Figure 3 Photograph of the realised filter
shows a photograph of the realized filter. The filter is squared-shaped with dimension 8.5mm x 8.5mm (72mm 2 ) while filter from  occupies 27mm 2. The further center frequency increasing would lead to impractically small filter size. Because of that a filters layout at these frequencies has to be adjusted so that parasitic capacitance of transmission lines within the filters’ resonators are used to provide required ultra-small capacitances to ground (Cp). The design filter dimension is smaller compared to the conventional filter referenced in  that occupies 256 mm 2 . As a result the proposed filter has a significant size reduction of 72% compared to the conventional microstrip filter in . This size makes it suitable for integration within various microwave subsystems.
Figure 4 Simulated and measured S11 and S21 parameters of the filter
shows simulated and measured S11 and S21 frequency response of the filter. The agreement between the measured results and the results from Advanced Design System (ADS) analysis is excellent. The realized filter has pass-band at central frequency of 2.45GHz, which differs from the designed value for less than 2%. This difference is caused by tolerances during filter’s fabrication. The biggest influence has the width of microstrip transmission lines within the filter’s resonators. The insertion loss at the central frequency is 2.4 dB. The measured 3dB bandwidth is 8.6%, while 1dB bandwidth is 6.5% with return loss in the same frequency range better than 15 dB. The attenuation in the lower stop-band is around - 54dB and around -62dB in the upper stop-band.
A new type of capacitive coupling of identical resonators to form a symmetrical microstrip bandpass filter is designed. The symmetrical approach tends to produce a more compact filter with less coupling effect in its realization. Its compact nature minimizes required space for realization and is suitable for integration within RF and microwave subsystems. The agreement between the measured and simulated results is excellent.
The author would like to thank Universiti Sains Malaysia (USM) for supporting this project.
1. Wu, Q.S., Xue, Q., and Chan, C.H.: ‘Bandpass filter using microstrip ring resonators’, Electron. Lett., 2003, 39, (1), pp. 62–64.
2. Jovanovic, S. and Nesic, A. Microstrip banpass filter with new type of capacitive coupled resonator, Electronic Letters, 41(1), 12-13.
3. Tsai, C.-M., Lee, S.-Y., and Lee, H.-M.: ‘Transmission-line filters with capacitively loaded coupled lines’, IEEE Trans. Microw. Theory Tech., 2003, 51, (15), pp. 1517–1524.
4. Kuo, J.-T., and Shih, E.: ‘Microstrip stepped impedance resonator bandpass filter with an extended optimal rejection bandwidth’, IEEE Trans. Microw. Theory Tech., 2003, 51, (15), pp. 1154–1159.

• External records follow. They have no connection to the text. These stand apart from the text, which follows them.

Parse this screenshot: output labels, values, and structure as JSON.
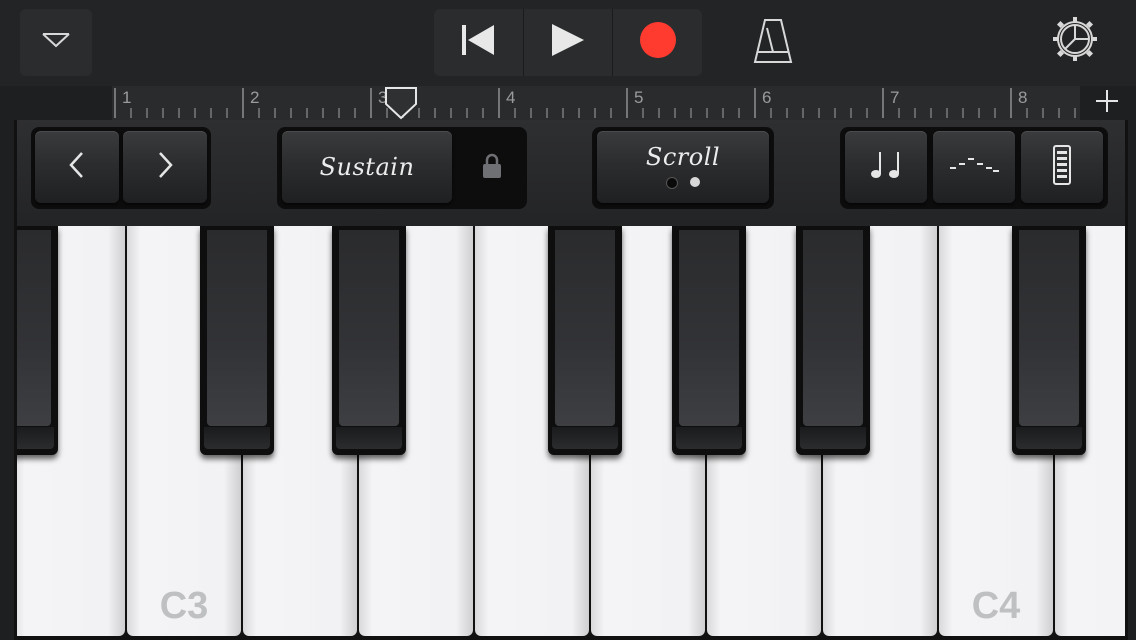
{
  "toolbar": {
    "menu_icon": "chevron-down-outline",
    "transport": {
      "rewind_icon": "go-to-beginning",
      "play_icon": "play-triangle",
      "record_icon": "record-circle",
      "record_color": "#ff3b30"
    },
    "metronome_icon": "metronome",
    "settings_icon": "gear"
  },
  "ruler": {
    "bars": [
      "1",
      "2",
      "3",
      "4",
      "5",
      "6",
      "7",
      "8"
    ],
    "playhead_bar": 3.2,
    "add_icon": "plus"
  },
  "controls": {
    "octave_down_icon": "chevron-left",
    "octave_up_icon": "chevron-right",
    "sustain_label": "Sustain",
    "sustain_lock_icon": "lock",
    "scroll_label": "Scroll",
    "scroll_active_index": 1,
    "glissando_icon": "eighth-notes",
    "arpeggiator_icon": "arpeggio-dashes",
    "velocity_icon": "velocity-meter"
  },
  "keyboard": {
    "labels": [
      "C3",
      "C4"
    ],
    "white_key_color": "#f2f2f4",
    "black_key_color": "#0e0e0f"
  }
}
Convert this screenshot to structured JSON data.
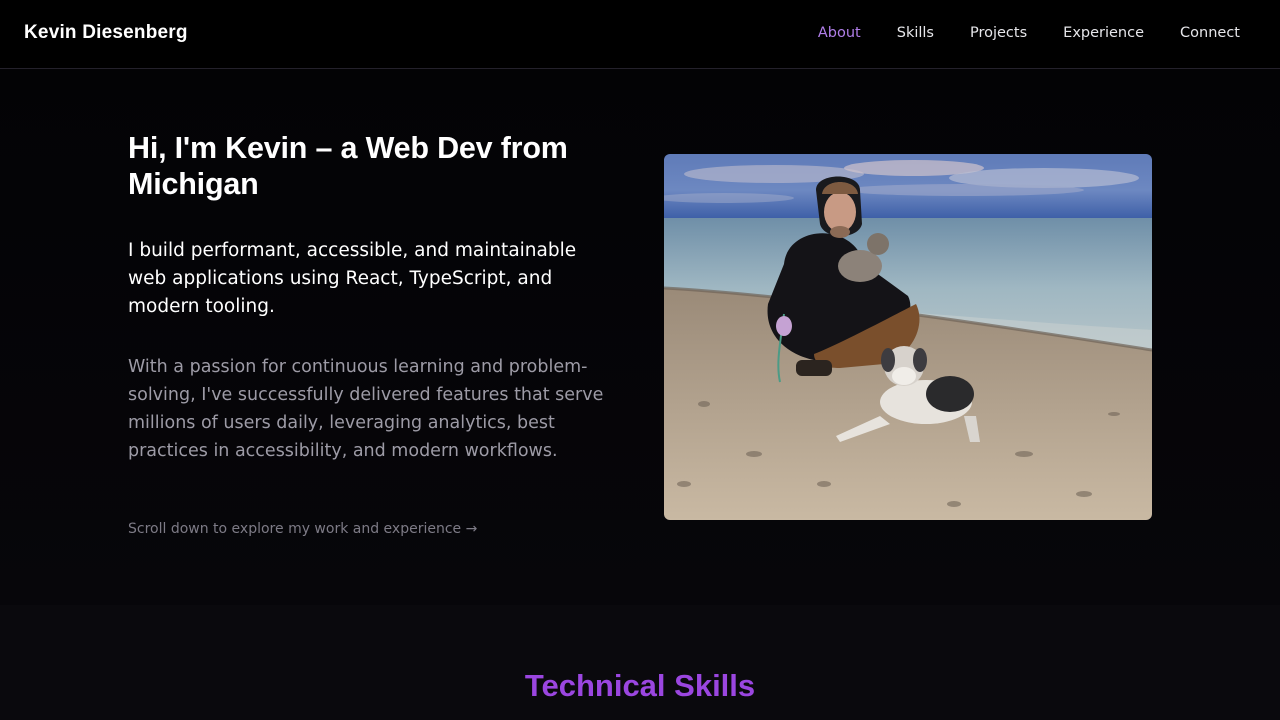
{
  "header": {
    "brand": "Kevin Diesenberg",
    "nav": [
      {
        "label": "About",
        "active": true
      },
      {
        "label": "Skills",
        "active": false
      },
      {
        "label": "Projects",
        "active": false
      },
      {
        "label": "Experience",
        "active": false
      },
      {
        "label": "Connect",
        "active": false
      }
    ]
  },
  "hero": {
    "title": "Hi, I'm Kevin – a Web Dev from Michigan",
    "lead": "I build performant, accessible, and maintainable web applications using React, TypeScript, and modern tooling.",
    "body": "With a passion for continuous learning and problem-solving, I've successfully delivered features that serve millions of users daily, leveraging analytics, best practices in accessibility, and modern workflows.",
    "cta": "Scroll down to explore my work and experience →"
  },
  "skills": {
    "title": "Technical Skills"
  },
  "colors": {
    "accent": "#9b46e0",
    "active_nav": "#b07ee8",
    "background": "#070609",
    "muted_text": "#9d9ba6"
  }
}
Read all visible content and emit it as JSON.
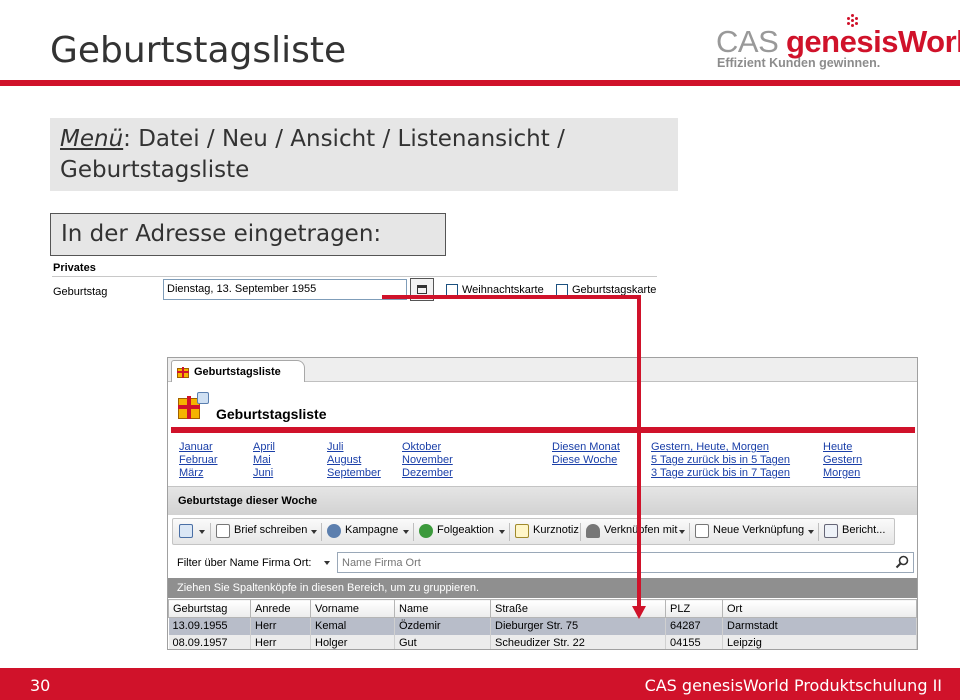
{
  "slide": {
    "title": "Geburtstagsliste",
    "brand_cas": "CAS",
    "brand_genesis": "genesisWorld",
    "brand_tagline": "Effizient Kunden gewinnen.",
    "menu_prefix": "Menü",
    "menu_path": ": Datei / Neu / Ansicht / Listenansicht / Geburtstagsliste",
    "address_label": "In der Adresse eingetragen:",
    "page_number": "30",
    "footer_text": "CAS genesisWorld Produktschulung II",
    "accent_color": "#d0122a"
  },
  "address_snippet": {
    "section": "Privates",
    "field_label": "Geburtstag",
    "field_value": "Dienstag, 13. September 1955",
    "checkbox_1": "Weihnachtskarte",
    "checkbox_2": "Geburtstagskarte"
  },
  "app": {
    "tab_label": "Geburtstagsliste",
    "header_title": "Geburtstagsliste",
    "links": {
      "col1": [
        "Januar",
        "Februar",
        "März"
      ],
      "col2": [
        "April",
        "Mai",
        "Juni"
      ],
      "col3": [
        "Juli",
        "August",
        "September"
      ],
      "col4": [
        "Oktober",
        "November",
        "Dezember"
      ],
      "col5": [
        "Diesen Monat",
        "Diese Woche"
      ],
      "col6": [
        "Gestern, Heute, Morgen",
        "5 Tage zurück bis in 5 Tagen",
        "3 Tage zurück bis in 7 Tagen"
      ],
      "col7": [
        "Heute",
        "Gestern",
        "Morgen"
      ]
    },
    "section_title": "Geburtstage dieser Woche",
    "toolbar": {
      "brief": "Brief schreiben",
      "kampagne": "Kampagne",
      "folgeaktion": "Folgeaktion",
      "kurznotiz": "Kurznotiz",
      "verknuepfen": "Verknüpfen mit",
      "neue_verknuepfung": "Neue Verknüpfung",
      "bericht": "Bericht..."
    },
    "filter_label": "Filter über Name Firma Ort:",
    "filter_placeholder": "Name Firma Ort",
    "group_hint": "Ziehen Sie Spaltenköpfe in diesen Bereich, um zu gruppieren.",
    "columns": [
      "Geburtstag",
      "Anrede",
      "Vorname",
      "Name",
      "Straße",
      "PLZ",
      "Ort"
    ],
    "rows": [
      [
        "13.09.1955",
        "Herr",
        "Kemal",
        "Özdemir",
        "Dieburger Str. 75",
        "64287",
        "Darmstadt"
      ],
      [
        "08.09.1957",
        "Herr",
        "Holger",
        "Gut",
        "Scheudizer Str. 22",
        "04155",
        "Leipzig"
      ]
    ]
  }
}
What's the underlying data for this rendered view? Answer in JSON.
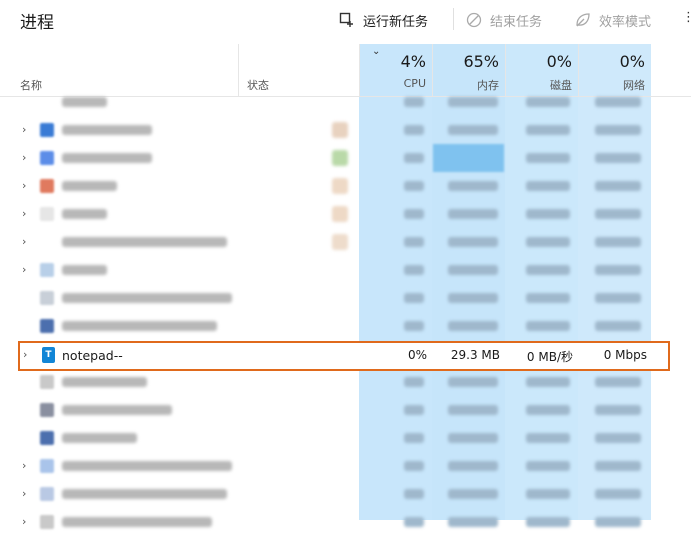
{
  "toolbar": {
    "title": "进程",
    "run_new_task": "运行新任务",
    "end_task": "结束任务",
    "efficiency_mode": "效率模式",
    "more": "⋮"
  },
  "columns": {
    "name": "名称",
    "status": "状态",
    "cpu_pct": "4%",
    "cpu": "CPU",
    "mem_pct": "65%",
    "mem": "内存",
    "disk_pct": "0%",
    "disk": "磁盘",
    "net_pct": "0%",
    "net": "网络"
  },
  "highlighted_process": {
    "name": "notepad--",
    "icon_letter": "T",
    "cpu": "0%",
    "memory": "29.3 MB",
    "disk": "0 MB/秒",
    "network": "0 Mbps"
  },
  "colors": {
    "highlight_border": "#e06a1c",
    "cpu_band": "#c8e6fb",
    "accent": "#1185d6"
  }
}
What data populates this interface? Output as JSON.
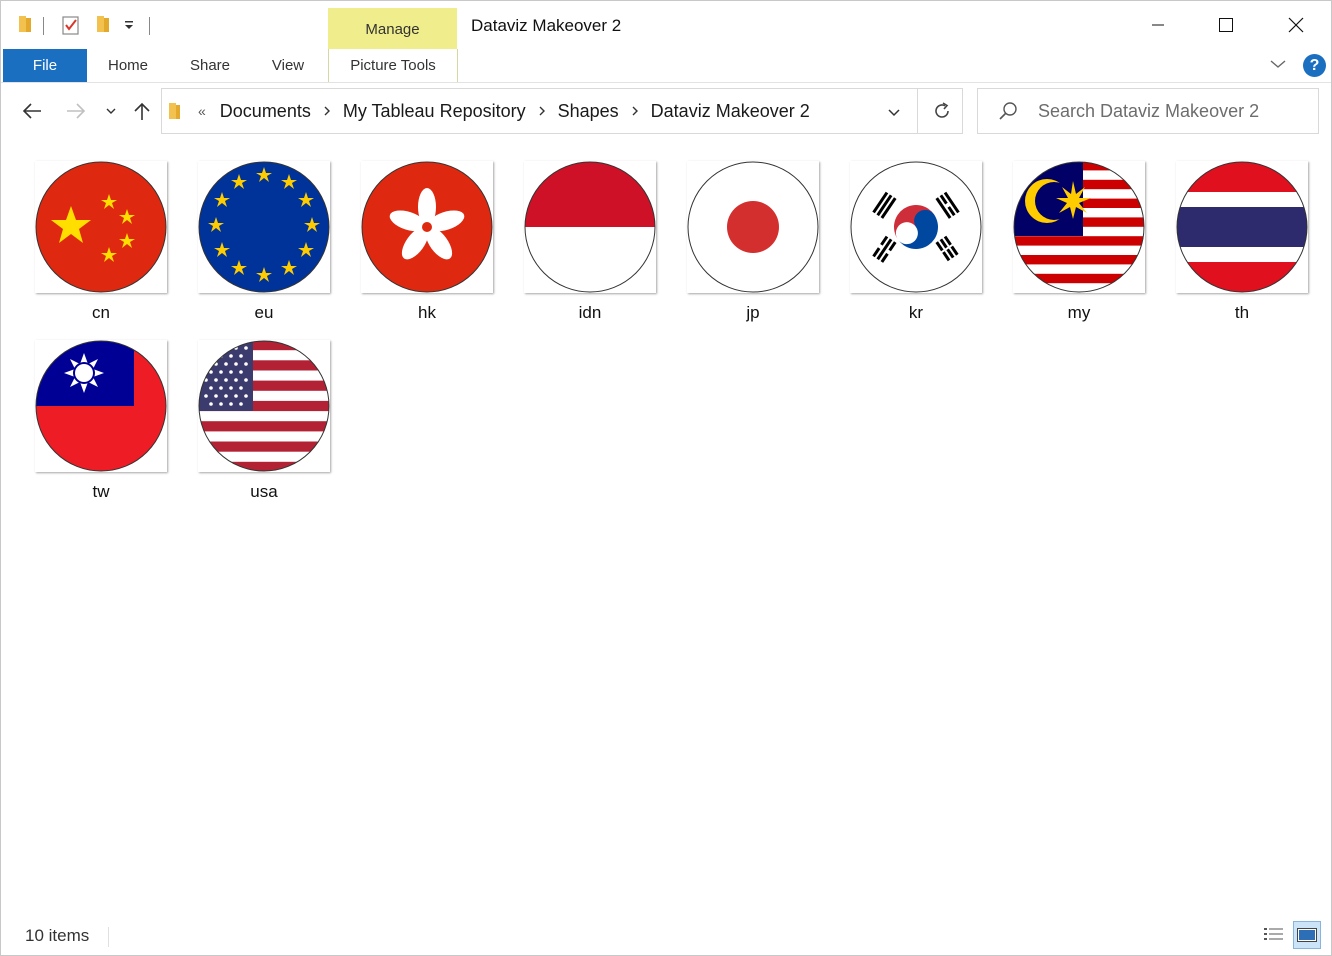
{
  "window": {
    "title": "Dataviz Makeover 2",
    "context_tab_group": "Manage"
  },
  "ribbon": {
    "tabs": [
      "File",
      "Home",
      "Share",
      "View",
      "Picture Tools"
    ]
  },
  "navigation": {
    "breadcrumb_overflow": "«",
    "breadcrumbs": [
      "Documents",
      "My Tableau Repository",
      "Shapes",
      "Dataviz Makeover 2"
    ],
    "search_placeholder": "Search Dataviz Makeover 2"
  },
  "files": [
    {
      "name": "cn",
      "flag": "china-flag-icon"
    },
    {
      "name": "eu",
      "flag": "eu-flag-icon"
    },
    {
      "name": "hk",
      "flag": "hong-kong-flag-icon"
    },
    {
      "name": "idn",
      "flag": "indonesia-flag-icon"
    },
    {
      "name": "jp",
      "flag": "japan-flag-icon"
    },
    {
      "name": "kr",
      "flag": "south-korea-flag-icon"
    },
    {
      "name": "my",
      "flag": "malaysia-flag-icon"
    },
    {
      "name": "th",
      "flag": "thailand-flag-icon"
    },
    {
      "name": "tw",
      "flag": "taiwan-flag-icon"
    },
    {
      "name": "usa",
      "flag": "usa-flag-icon"
    }
  ],
  "status": {
    "item_count": "10 items"
  },
  "colors": {
    "file_tab": "#1a6fc1",
    "manage_tab": "#f0ee8c"
  }
}
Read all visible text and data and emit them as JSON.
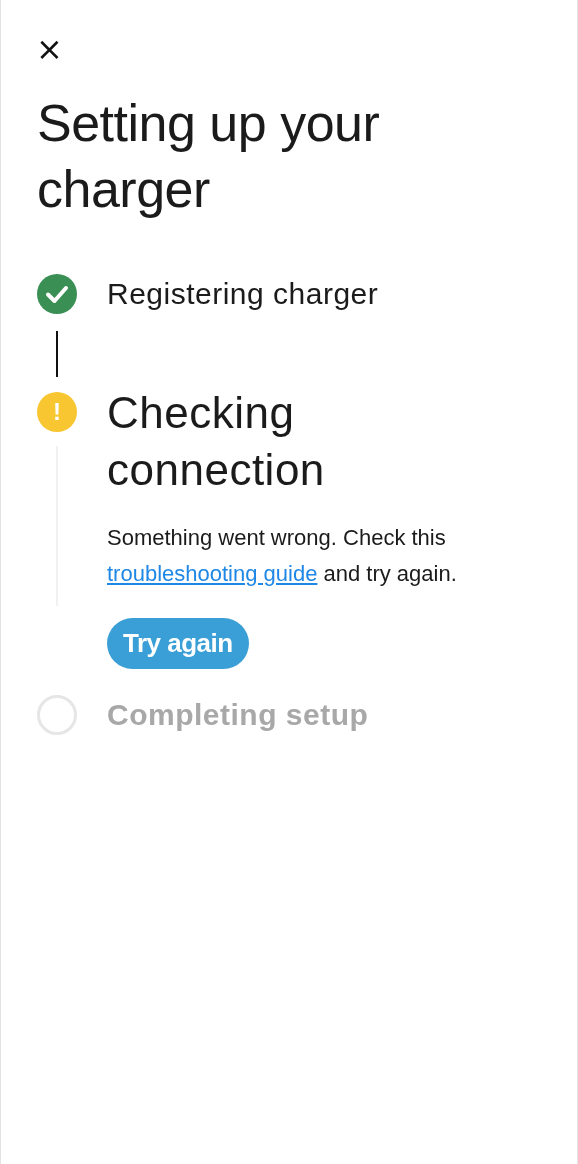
{
  "close": {
    "icon": "×"
  },
  "title": "Setting up your charger",
  "steps": [
    {
      "kind": "done",
      "label": "Registering charger"
    },
    {
      "kind": "warning",
      "label": "Checking connection",
      "icon": "!",
      "message": {
        "before": "Something went wrong. Check this",
        "link": " troubleshooting guide",
        "after": " and try again."
      },
      "button": "Try again"
    },
    {
      "kind": "pending",
      "label": "Completing setup"
    }
  ]
}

5. Lee, S.-Y., and Tsai, C.-M.: ‘New cross-coupled filter design using improved hairpin resonators’, IEEE Trans. Microw. Theory Tech., 2000, 48, (12), pp. 2482– 2490.
6. Tsai, C.-M., Lee, S.-Y., and Tsai, C.-C.: ‘Performance of a planar filter using a 0_ feed structure’, IEEE Trans. Microw. Theory Tech., 2002, 50, (10), pp. 2362– 2367